*** Records to process ***
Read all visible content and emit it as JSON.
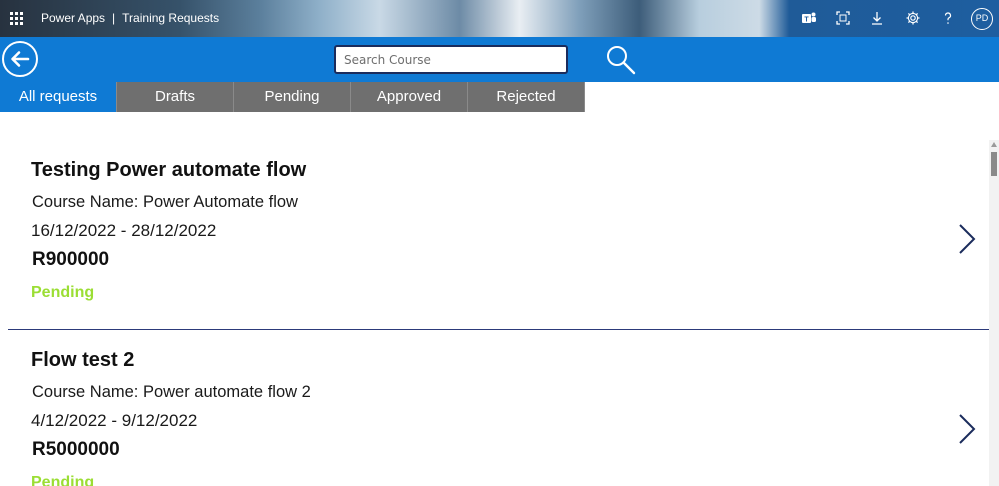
{
  "suite": {
    "app_name": "Power Apps",
    "separator": "|",
    "app_title": "Training Requests",
    "icons": [
      "waffle-icon",
      "teams-icon",
      "fit-screen-icon",
      "download-icon",
      "settings-icon",
      "help-icon"
    ],
    "avatar_initials": "PD"
  },
  "header": {
    "search_placeholder": "Search Course",
    "accent": "#0f7ad4"
  },
  "tabs": [
    {
      "label": "All requests",
      "active": true
    },
    {
      "label": "Drafts",
      "active": false
    },
    {
      "label": "Pending",
      "active": false
    },
    {
      "label": "Approved",
      "active": false
    },
    {
      "label": "Rejected",
      "active": false
    }
  ],
  "requests": [
    {
      "title": "Testing Power automate flow",
      "course": "Course Name: Power Automate flow",
      "dates": "16/12/2022  -  28/12/2022",
      "amount": "R900000",
      "status": "Pending"
    },
    {
      "title": "Flow test 2",
      "course": "Course Name: Power automate flow 2",
      "dates": "4/12/2022  -  9/12/2022",
      "amount": "R5000000",
      "status": "Pending"
    }
  ],
  "colors": {
    "status_pending": "#9bde34",
    "tab_inactive": "#6f6f6f",
    "divider": "#2c3a7a",
    "chevron": "#1b2c5c"
  }
}
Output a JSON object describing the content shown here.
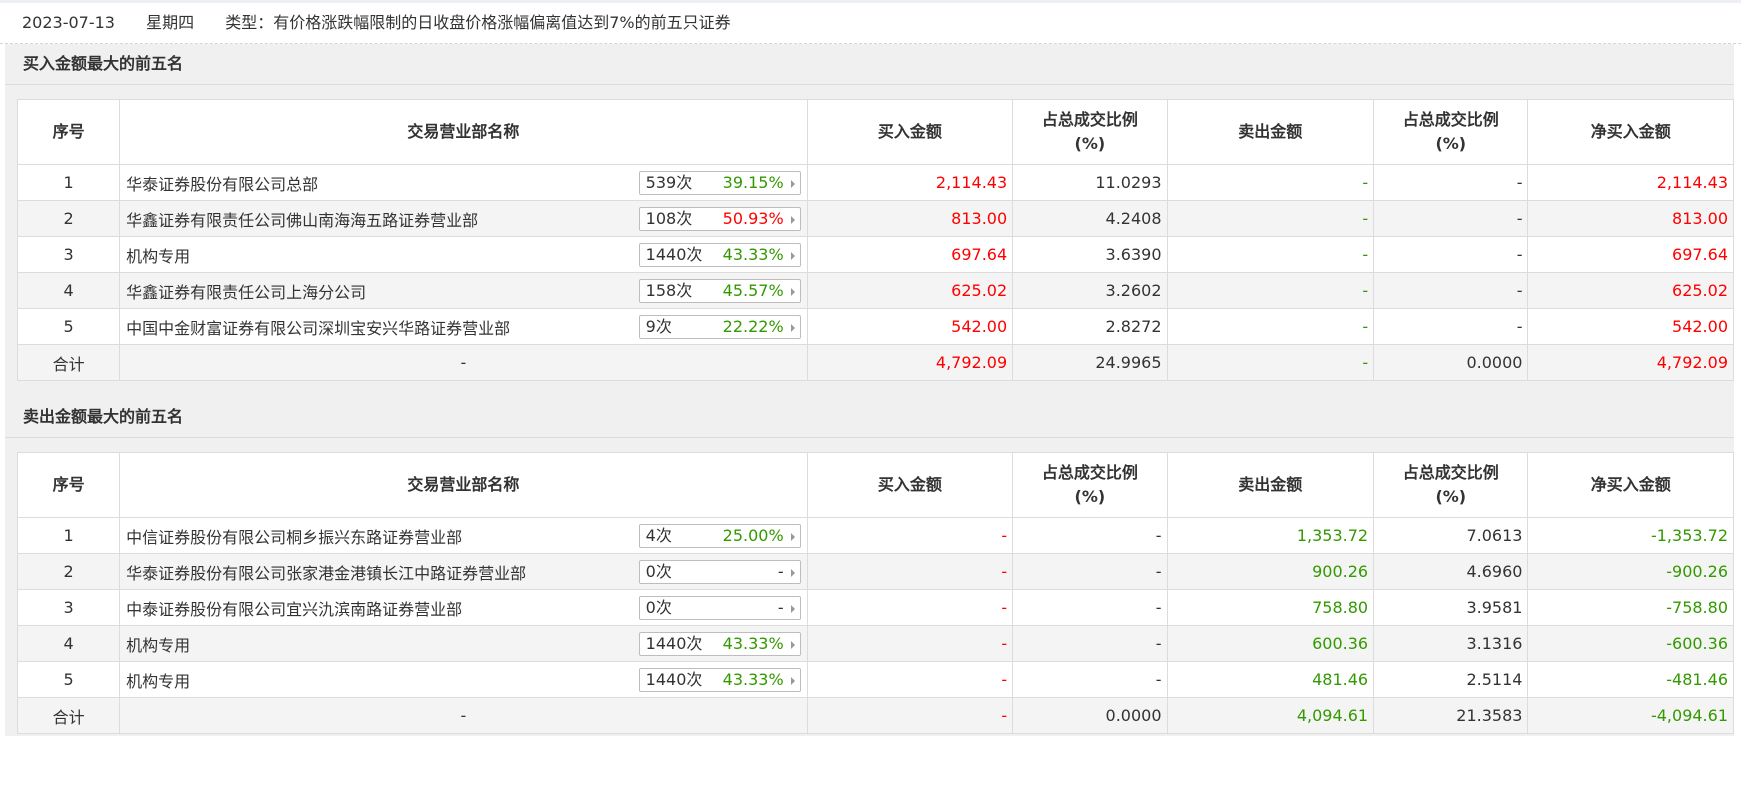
{
  "header": {
    "date": "2023-07-13",
    "weekday": "星期四",
    "type_text": "类型：有价格涨跌幅限制的日收盘价格涨幅偏离值达到7%的前五只证券"
  },
  "columns": {
    "rank": "序号",
    "dept": "交易营业部名称",
    "buy": "买入金额",
    "buy_pct": "占总成交比例",
    "sell": "卖出金额",
    "sell_pct": "占总成交比例",
    "pct_unit": "(%)",
    "net": "净买入金额"
  },
  "buy_section": {
    "title": "买入金额最大的前五名",
    "rows": [
      {
        "rank": "1",
        "name": "华泰证券股份有限公司总部",
        "count": "539次",
        "rate": "39.15%",
        "rate_color": "#339900",
        "buy": "2,114.43",
        "buy_pct": "11.0293",
        "sell": "-",
        "sell_pct": "-",
        "net": "2,114.43"
      },
      {
        "rank": "2",
        "name": "华鑫证券有限责任公司佛山南海海五路证券营业部",
        "count": "108次",
        "rate": "50.93%",
        "rate_color": "#ff0000",
        "buy": "813.00",
        "buy_pct": "4.2408",
        "sell": "-",
        "sell_pct": "-",
        "net": "813.00"
      },
      {
        "rank": "3",
        "name": "机构专用",
        "count": "1440次",
        "rate": "43.33%",
        "rate_color": "#339900",
        "buy": "697.64",
        "buy_pct": "3.6390",
        "sell": "-",
        "sell_pct": "-",
        "net": "697.64"
      },
      {
        "rank": "4",
        "name": "华鑫证券有限责任公司上海分公司",
        "count": "158次",
        "rate": "45.57%",
        "rate_color": "#339900",
        "buy": "625.02",
        "buy_pct": "3.2602",
        "sell": "-",
        "sell_pct": "-",
        "net": "625.02"
      },
      {
        "rank": "5",
        "name": "中国中金财富证券有限公司深圳宝安兴华路证券营业部",
        "count": "9次",
        "rate": "22.22%",
        "rate_color": "#339900",
        "buy": "542.00",
        "buy_pct": "2.8272",
        "sell": "-",
        "sell_pct": "-",
        "net": "542.00"
      }
    ],
    "total": {
      "label": "合计",
      "name": "-",
      "buy": "4,792.09",
      "buy_pct": "24.9965",
      "sell": "-",
      "sell_pct": "0.0000",
      "net": "4,792.09"
    }
  },
  "sell_section": {
    "title": "卖出金额最大的前五名",
    "rows": [
      {
        "rank": "1",
        "name": "中信证券股份有限公司桐乡振兴东路证券营业部",
        "count": "4次",
        "rate": "25.00%",
        "rate_color": "#339900",
        "buy": "-",
        "buy_pct": "-",
        "sell": "1,353.72",
        "sell_pct": "7.0613",
        "net": "-1,353.72"
      },
      {
        "rank": "2",
        "name": "华泰证券股份有限公司张家港金港镇长江中路证券营业部",
        "count": "0次",
        "rate": "-",
        "rate_color": "#333333",
        "buy": "-",
        "buy_pct": "-",
        "sell": "900.26",
        "sell_pct": "4.6960",
        "net": "-900.26"
      },
      {
        "rank": "3",
        "name": "中泰证券股份有限公司宜兴氿滨南路证券营业部",
        "count": "0次",
        "rate": "-",
        "rate_color": "#333333",
        "buy": "-",
        "buy_pct": "-",
        "sell": "758.80",
        "sell_pct": "3.9581",
        "net": "-758.80"
      },
      {
        "rank": "4",
        "name": "机构专用",
        "count": "1440次",
        "rate": "43.33%",
        "rate_color": "#339900",
        "buy": "-",
        "buy_pct": "-",
        "sell": "600.36",
        "sell_pct": "3.1316",
        "net": "-600.36"
      },
      {
        "rank": "5",
        "name": "机构专用",
        "count": "1440次",
        "rate": "43.33%",
        "rate_color": "#339900",
        "buy": "-",
        "buy_pct": "-",
        "sell": "481.46",
        "sell_pct": "2.5114",
        "net": "-481.46"
      }
    ],
    "total": {
      "label": "合计",
      "name": "-",
      "buy": "-",
      "buy_pct": "0.0000",
      "sell": "4,094.61",
      "sell_pct": "21.3583",
      "net": "-4,094.61"
    }
  }
}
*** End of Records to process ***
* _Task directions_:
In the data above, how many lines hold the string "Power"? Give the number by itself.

* _Solution_:
4